◆ **Goal of the exercise**: Among the entries that follow, find every line with the word "History" and list it.

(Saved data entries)
◇ ◇ ◇ ◇ ◇
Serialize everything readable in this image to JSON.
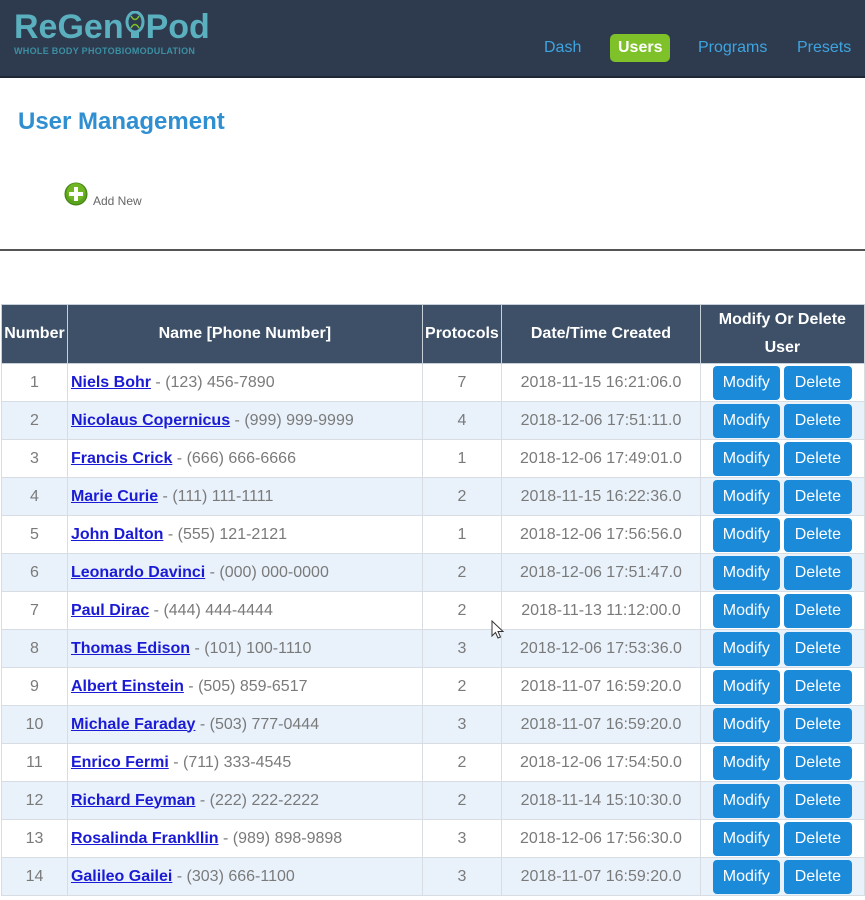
{
  "header": {
    "logo_left": "ReGen",
    "logo_right": "Pod",
    "logo_tagline": "WHOLE BODY PHOTOBIOMODULATION",
    "nav": [
      {
        "label": "Dash",
        "active": false
      },
      {
        "label": "Users",
        "active": true
      },
      {
        "label": "Programs",
        "active": false
      },
      {
        "label": "Presets",
        "active": false
      }
    ]
  },
  "page": {
    "title": "User Management",
    "add_new_label": "Add New"
  },
  "table": {
    "headers": {
      "number": "Number",
      "name": "Name [Phone Number]",
      "protocols": "Protocols",
      "date": "Date/Time Created",
      "actions": "Modify Or Delete User"
    },
    "modify_label": "Modify",
    "delete_label": "Delete",
    "rows": [
      {
        "number": "1",
        "name": "Niels Bohr",
        "phone": " - (123) 456-7890",
        "protocols": "7",
        "created": "2018-11-15 16:21:06.0"
      },
      {
        "number": "2",
        "name": "Nicolaus Copernicus",
        "phone": " - (999) 999-9999",
        "protocols": "4",
        "created": "2018-12-06 17:51:11.0"
      },
      {
        "number": "3",
        "name": "Francis Crick",
        "phone": " - (666) 666-6666",
        "protocols": "1",
        "created": "2018-12-06 17:49:01.0"
      },
      {
        "number": "4",
        "name": "Marie Curie",
        "phone": " - (111) 111-1111",
        "protocols": "2",
        "created": "2018-11-15 16:22:36.0"
      },
      {
        "number": "5",
        "name": "John Dalton",
        "phone": " - (555) 121-2121",
        "protocols": "1",
        "created": "2018-12-06 17:56:56.0"
      },
      {
        "number": "6",
        "name": "Leonardo Davinci",
        "phone": " - (000) 000-0000",
        "protocols": "2",
        "created": "2018-12-06 17:51:47.0"
      },
      {
        "number": "7",
        "name": "Paul Dirac",
        "phone": " - (444) 444-4444",
        "protocols": "2",
        "created": "2018-11-13 11:12:00.0"
      },
      {
        "number": "8",
        "name": "Thomas Edison",
        "phone": " - (101) 100-1110",
        "protocols": "3",
        "created": "2018-12-06 17:53:36.0"
      },
      {
        "number": "9",
        "name": "Albert Einstein",
        "phone": " - (505) 859-6517",
        "protocols": "2",
        "created": "2018-11-07 16:59:20.0"
      },
      {
        "number": "10",
        "name": "Michale Faraday",
        "phone": " - (503) 777-0444",
        "protocols": "3",
        "created": "2018-11-07 16:59:20.0"
      },
      {
        "number": "11",
        "name": "Enrico Fermi",
        "phone": " - (711) 333-4545",
        "protocols": "2",
        "created": "2018-12-06 17:54:50.0"
      },
      {
        "number": "12",
        "name": "Richard Feyman",
        "phone": " - (222) 222-2222",
        "protocols": "2",
        "created": "2018-11-14 15:10:30.0"
      },
      {
        "number": "13",
        "name": "Rosalinda Frankllin",
        "phone": " - (989) 898-9898",
        "protocols": "3",
        "created": "2018-12-06 17:56:30.0"
      },
      {
        "number": "14",
        "name": "Galileo Gailei",
        "phone": " - (303) 666-1100",
        "protocols": "3",
        "created": "2018-11-07 16:59:20.0"
      }
    ]
  },
  "colors": {
    "header_bg": "#2e3b4e",
    "nav_active": "#7ec128",
    "nav_link": "#3ea4e0",
    "title": "#2f8fd1",
    "table_header": "#3d5068",
    "row_alt": "#e9f2fb",
    "button": "#1a8ad9",
    "name_link": "#1b1bd6"
  },
  "icons": {
    "add": "plus-circle-icon",
    "logo": "bulb-icon",
    "cursor": "mouse-cursor-icon"
  }
}
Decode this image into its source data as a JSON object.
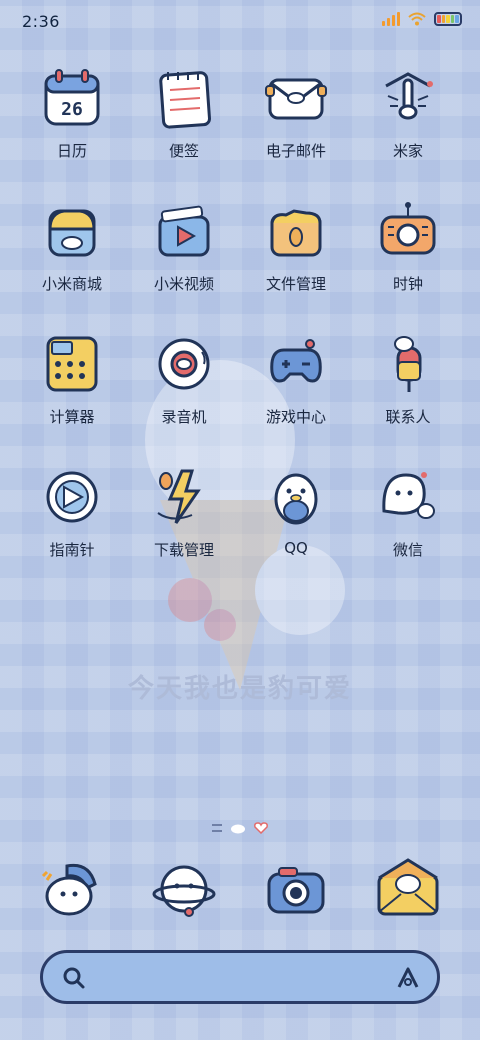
{
  "status": {
    "time": "2:36"
  },
  "apps": [
    {
      "label": "日历"
    },
    {
      "label": "便签"
    },
    {
      "label": "电子邮件"
    },
    {
      "label": "米家"
    },
    {
      "label": "小米商城"
    },
    {
      "label": "小米视频"
    },
    {
      "label": "文件管理"
    },
    {
      "label": "时钟"
    },
    {
      "label": "计算器"
    },
    {
      "label": "录音机"
    },
    {
      "label": "游戏中心"
    },
    {
      "label": "联系人"
    },
    {
      "label": "指南针"
    },
    {
      "label": "下载管理"
    },
    {
      "label": "QQ"
    },
    {
      "label": "微信"
    }
  ],
  "calendar": {
    "date": "26"
  },
  "wallpaper": {
    "text": "今天我也是豹可爱"
  },
  "colors": {
    "accent": "#2a3b67",
    "background": "#b7c7e6"
  }
}
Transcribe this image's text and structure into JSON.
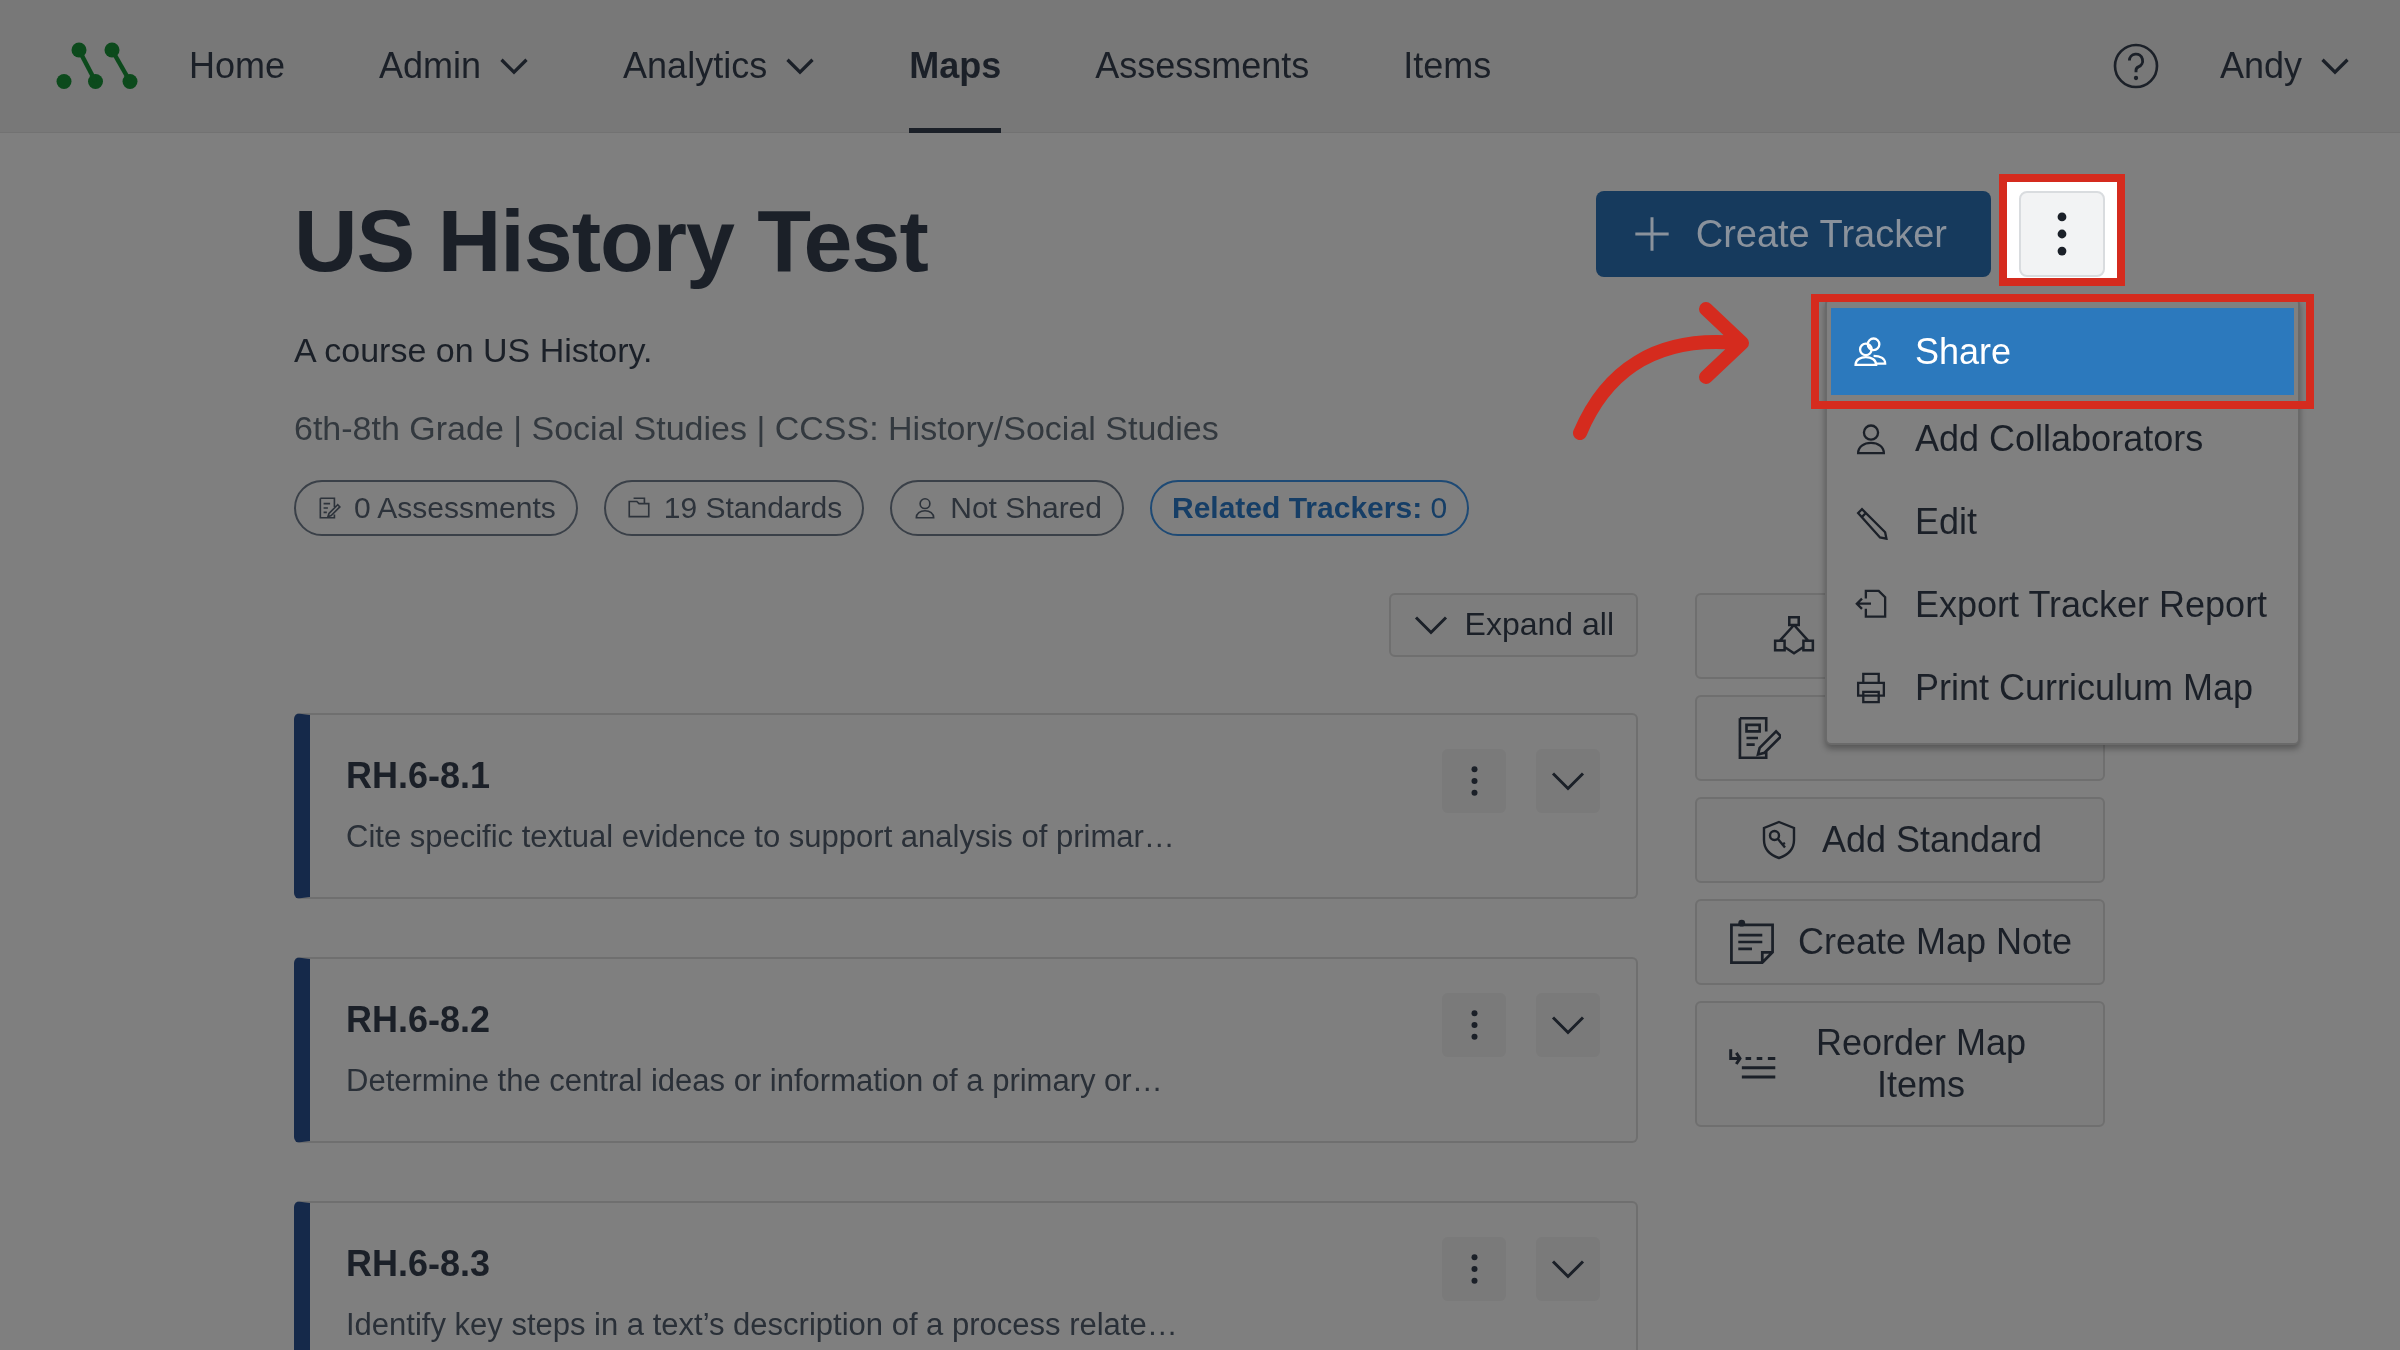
{
  "nav": {
    "items": [
      {
        "label": "Home",
        "selected": false,
        "dropdown": false
      },
      {
        "label": "Admin",
        "selected": false,
        "dropdown": true
      },
      {
        "label": "Analytics",
        "selected": false,
        "dropdown": true
      },
      {
        "label": "Maps",
        "selected": true,
        "dropdown": false
      },
      {
        "label": "Assessments",
        "selected": false,
        "dropdown": false
      },
      {
        "label": "Items",
        "selected": false,
        "dropdown": false
      }
    ],
    "user": "Andy"
  },
  "header": {
    "title": "US History Test",
    "description": "A course on US History.",
    "meta": "6th-8th Grade | Social Studies | CCSS: History/Social Studies",
    "pills": [
      {
        "label": "0 Assessments",
        "kind": "assessments"
      },
      {
        "label": "19 Standards",
        "kind": "standards"
      },
      {
        "label": "Not Shared",
        "kind": "sharing"
      },
      {
        "label": "**Related Trackers:** 0",
        "kind": "link"
      }
    ]
  },
  "create_tracker": "Create Tracker",
  "menu": {
    "items": [
      {
        "label": "Share",
        "selected": true,
        "kind": "share"
      },
      {
        "label": "Add Collaborators",
        "selected": false,
        "kind": "person"
      },
      {
        "label": "Edit",
        "selected": false,
        "kind": "pencil"
      },
      {
        "label": "Export Tracker Report",
        "selected": false,
        "kind": "export"
      },
      {
        "label": "Print Curriculum Map",
        "selected": false,
        "kind": "print"
      }
    ]
  },
  "expand_all": "Expand all",
  "standards": [
    {
      "code": "RH.6-8.1",
      "description": "Cite specific textual evidence to support analysis of primar…"
    },
    {
      "code": "RH.6-8.2",
      "description": "Determine the central ideas or information of a primary or…"
    },
    {
      "code": "RH.6-8.3",
      "description": "Identify key steps in a text’s description of a process relate…"
    }
  ],
  "side_actions": [
    {
      "kind": "network"
    },
    {
      "kind": "assessment"
    },
    {
      "kind": "standard",
      "label": "Add Standard"
    },
    {
      "kind": "note",
      "label": "Create Map Note"
    },
    {
      "kind": "reorder",
      "label": "Reorder Map Items"
    }
  ]
}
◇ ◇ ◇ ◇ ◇
◆ **Result of the task**:
    "title": "US History Test",
    "description": "A course on US History.",
    "meta": "6th-8th Grade | Social Studies | CCSS: History/Social Studies",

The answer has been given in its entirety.